TAMPA — Hillsborough bus driver Schnaider Prophete calls the rider who saved his life his guardian angel.
But he also told the transit agency’s board of directors Monday that he could’ve protected himself if he and other drivers were allowed to carry guns on board while working.
Prophete is the second Hillsborough Area Regional Transit Authority bus driver attacked this year.
Thomas Dunn was killed in May when a rider slit his throat. Then last month, a rider attacked Prophete with mace and a box cutter following a fare dispute. Prophete was hospitalized and required surgery for his wounds.
The attacks prompted the agency to install safety shields around drivers, bring in counselors and host a safety summit.
But Prophete said he would feel safer if he were allowed to carry a gun.
“The shields that we have on the bus, it’s better than nothing,” he told the board. “We have to allow the driver to legally — those who are qualified with licenses — to protect themselves and protect the community.”
Prophete, an Army veteran, said his job as a bus driver is more dangerous than the time he served in the military.
"When I was in the Army, whenever I go out on a mission, I was properly equipped for that mission,' he said. “We are not.”
Abiona Adadevoh, who called Prophete family, also addressed the board and thanked John Phelps, the rider who intervened and got Prophete’s attacker off the bus.
“Were it not for (Phelps) and his willingness to sacrifice his life, we would not be here for my family, Mr. Prophete,” Adadevoh said. “We would be at his funeral for a farebox that malfunctioned and this man snapped.”
Adadevoh and Prophete both urged the board “to do the right thing” and look out for the safety of their drivers.
Interim CEO Carolyn House Stewart told the board that as of Wednesday, 140 safety shields had been installed, which covers the number of buses required to start each day. An additional 40 shields are expected to be installed in the following weeks.
The safety shields for 180 buses and eight vans cost the agency more than $1 million. The first shield was installed Oct. 11. The next shipment of shields was scheduled to be delivered this week.
Transit agency representatives traveled to Tallahassee last month to lobby elected officials for harsher penalties against those who assault a transit worker. Currently, attacking a bus driver is a first-degree misdemeanor punishable by up to a year in jail.
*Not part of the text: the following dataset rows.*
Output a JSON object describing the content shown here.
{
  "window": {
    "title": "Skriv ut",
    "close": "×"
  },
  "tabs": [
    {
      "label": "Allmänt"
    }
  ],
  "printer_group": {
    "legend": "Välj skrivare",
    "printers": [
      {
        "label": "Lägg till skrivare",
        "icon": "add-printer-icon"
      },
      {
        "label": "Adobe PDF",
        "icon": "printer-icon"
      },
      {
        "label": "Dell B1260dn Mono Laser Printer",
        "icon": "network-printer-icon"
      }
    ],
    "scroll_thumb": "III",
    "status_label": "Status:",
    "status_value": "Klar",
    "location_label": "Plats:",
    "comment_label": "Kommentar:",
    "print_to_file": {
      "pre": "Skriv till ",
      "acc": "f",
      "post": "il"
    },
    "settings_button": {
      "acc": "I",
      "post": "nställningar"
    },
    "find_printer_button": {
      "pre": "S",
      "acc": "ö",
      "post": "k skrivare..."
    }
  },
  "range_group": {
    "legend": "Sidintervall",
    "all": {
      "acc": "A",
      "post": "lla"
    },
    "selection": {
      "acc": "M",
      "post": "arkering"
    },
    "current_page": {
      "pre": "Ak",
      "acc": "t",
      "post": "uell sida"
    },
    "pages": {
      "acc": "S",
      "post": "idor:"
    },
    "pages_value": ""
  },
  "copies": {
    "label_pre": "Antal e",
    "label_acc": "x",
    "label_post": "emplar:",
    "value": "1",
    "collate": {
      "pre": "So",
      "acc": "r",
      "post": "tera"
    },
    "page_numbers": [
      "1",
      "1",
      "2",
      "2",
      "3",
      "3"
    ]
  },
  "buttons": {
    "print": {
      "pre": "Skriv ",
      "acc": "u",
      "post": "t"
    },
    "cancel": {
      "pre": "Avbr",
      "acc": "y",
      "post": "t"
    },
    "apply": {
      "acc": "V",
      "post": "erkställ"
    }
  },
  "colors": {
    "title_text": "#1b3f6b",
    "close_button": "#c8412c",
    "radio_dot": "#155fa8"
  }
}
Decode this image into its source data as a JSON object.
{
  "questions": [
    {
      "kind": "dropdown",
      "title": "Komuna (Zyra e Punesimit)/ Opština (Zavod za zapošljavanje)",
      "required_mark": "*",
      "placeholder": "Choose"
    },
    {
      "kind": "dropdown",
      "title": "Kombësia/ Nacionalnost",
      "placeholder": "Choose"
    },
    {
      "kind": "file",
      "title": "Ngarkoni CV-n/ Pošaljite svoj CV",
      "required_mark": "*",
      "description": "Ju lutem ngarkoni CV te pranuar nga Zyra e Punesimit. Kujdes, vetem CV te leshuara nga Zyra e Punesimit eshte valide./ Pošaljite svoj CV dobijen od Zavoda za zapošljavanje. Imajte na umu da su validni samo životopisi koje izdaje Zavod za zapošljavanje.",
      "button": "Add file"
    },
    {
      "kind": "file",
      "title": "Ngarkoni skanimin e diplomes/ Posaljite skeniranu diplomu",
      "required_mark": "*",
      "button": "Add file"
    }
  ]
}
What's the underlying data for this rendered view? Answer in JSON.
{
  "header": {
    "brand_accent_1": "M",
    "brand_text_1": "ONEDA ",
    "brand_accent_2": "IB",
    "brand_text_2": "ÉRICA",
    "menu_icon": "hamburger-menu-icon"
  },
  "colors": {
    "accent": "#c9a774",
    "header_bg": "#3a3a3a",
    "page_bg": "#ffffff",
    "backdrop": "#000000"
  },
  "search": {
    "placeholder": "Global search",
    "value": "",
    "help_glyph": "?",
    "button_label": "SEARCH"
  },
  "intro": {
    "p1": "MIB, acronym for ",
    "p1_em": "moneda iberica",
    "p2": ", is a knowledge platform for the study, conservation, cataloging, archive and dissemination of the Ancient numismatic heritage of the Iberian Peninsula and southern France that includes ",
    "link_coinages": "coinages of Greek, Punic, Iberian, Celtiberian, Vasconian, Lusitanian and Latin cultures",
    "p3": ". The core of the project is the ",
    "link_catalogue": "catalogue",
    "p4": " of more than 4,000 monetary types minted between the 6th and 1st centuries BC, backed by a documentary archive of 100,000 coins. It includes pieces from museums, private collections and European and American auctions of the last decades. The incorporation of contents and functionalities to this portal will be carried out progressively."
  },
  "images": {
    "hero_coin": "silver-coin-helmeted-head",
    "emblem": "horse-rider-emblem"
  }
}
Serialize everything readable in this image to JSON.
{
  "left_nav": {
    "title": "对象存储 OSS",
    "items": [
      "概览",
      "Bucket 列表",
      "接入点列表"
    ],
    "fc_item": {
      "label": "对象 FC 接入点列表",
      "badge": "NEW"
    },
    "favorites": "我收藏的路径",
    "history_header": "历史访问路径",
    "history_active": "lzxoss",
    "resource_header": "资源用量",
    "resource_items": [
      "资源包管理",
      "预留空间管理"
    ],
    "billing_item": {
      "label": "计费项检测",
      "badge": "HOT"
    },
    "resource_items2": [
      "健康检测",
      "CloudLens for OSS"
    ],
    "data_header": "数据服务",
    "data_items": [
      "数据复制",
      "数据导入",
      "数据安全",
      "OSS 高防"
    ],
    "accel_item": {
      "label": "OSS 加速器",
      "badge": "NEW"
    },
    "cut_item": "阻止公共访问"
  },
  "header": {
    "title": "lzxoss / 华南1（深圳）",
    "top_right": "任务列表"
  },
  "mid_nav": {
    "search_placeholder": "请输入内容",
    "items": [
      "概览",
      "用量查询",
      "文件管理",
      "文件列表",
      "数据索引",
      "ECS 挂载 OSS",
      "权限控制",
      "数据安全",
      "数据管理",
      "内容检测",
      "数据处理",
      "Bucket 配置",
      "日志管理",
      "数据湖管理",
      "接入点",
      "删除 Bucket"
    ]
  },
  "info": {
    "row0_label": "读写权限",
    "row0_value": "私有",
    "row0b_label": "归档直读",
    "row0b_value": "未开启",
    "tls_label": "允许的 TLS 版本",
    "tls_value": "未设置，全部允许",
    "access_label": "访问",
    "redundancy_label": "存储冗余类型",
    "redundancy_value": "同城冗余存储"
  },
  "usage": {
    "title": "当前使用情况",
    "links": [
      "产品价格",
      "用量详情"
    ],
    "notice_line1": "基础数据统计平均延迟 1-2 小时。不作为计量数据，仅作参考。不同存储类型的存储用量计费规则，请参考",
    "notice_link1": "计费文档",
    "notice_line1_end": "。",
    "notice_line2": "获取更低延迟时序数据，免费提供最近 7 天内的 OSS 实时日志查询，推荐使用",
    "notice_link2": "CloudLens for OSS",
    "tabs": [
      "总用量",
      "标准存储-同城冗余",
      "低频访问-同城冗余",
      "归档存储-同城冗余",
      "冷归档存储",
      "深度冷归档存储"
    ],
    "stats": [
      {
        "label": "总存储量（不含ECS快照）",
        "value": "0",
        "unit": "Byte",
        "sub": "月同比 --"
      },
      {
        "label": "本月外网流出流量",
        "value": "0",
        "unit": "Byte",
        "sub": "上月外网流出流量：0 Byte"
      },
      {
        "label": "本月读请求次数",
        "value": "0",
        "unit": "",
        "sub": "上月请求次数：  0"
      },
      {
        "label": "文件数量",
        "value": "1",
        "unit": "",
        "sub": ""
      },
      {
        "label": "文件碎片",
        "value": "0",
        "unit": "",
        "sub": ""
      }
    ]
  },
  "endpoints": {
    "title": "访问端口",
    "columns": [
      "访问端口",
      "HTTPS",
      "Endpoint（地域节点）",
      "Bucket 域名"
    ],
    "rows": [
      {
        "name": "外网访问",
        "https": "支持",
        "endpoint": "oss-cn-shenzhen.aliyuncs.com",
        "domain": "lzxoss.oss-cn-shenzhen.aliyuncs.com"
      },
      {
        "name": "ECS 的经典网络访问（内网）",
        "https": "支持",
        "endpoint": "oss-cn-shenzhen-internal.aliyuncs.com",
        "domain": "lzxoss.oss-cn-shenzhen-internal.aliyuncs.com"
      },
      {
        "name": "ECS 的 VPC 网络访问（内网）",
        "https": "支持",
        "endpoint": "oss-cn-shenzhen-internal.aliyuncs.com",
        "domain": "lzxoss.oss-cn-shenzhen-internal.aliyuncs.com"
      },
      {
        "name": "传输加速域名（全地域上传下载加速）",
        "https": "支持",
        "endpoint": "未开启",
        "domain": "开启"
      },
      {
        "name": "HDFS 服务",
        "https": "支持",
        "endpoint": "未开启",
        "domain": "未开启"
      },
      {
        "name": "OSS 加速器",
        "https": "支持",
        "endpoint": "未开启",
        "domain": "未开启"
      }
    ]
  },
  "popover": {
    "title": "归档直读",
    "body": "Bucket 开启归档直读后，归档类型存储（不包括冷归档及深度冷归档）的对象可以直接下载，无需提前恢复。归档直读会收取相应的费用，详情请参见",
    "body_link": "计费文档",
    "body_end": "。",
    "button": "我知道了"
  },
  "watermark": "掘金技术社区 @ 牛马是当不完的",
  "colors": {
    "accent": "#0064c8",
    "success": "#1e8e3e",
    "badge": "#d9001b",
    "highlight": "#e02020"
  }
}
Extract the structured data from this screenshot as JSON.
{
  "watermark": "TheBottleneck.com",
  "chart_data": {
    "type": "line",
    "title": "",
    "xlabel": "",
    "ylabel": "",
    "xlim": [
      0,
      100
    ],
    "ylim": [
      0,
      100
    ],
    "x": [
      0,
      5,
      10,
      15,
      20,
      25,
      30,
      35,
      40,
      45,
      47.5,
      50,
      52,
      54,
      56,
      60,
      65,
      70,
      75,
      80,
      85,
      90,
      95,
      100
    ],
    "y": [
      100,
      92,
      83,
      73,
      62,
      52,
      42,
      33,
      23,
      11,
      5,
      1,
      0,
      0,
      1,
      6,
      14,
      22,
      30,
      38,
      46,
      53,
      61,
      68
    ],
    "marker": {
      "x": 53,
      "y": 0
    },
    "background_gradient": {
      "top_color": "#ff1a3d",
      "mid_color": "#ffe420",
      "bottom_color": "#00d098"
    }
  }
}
The agency wants the crime to be designated a third-degree felony, punishable by up to five years in prison.
In other action Monday, the transit agency board voted to increase Stewart’s salary to $195,000 while she serves as interim CEO. Stewart took on the role Nov. 4 after CEO Ben Limmer was placed on paid while the agency investigates whistleblower allegations against him related to purchasing.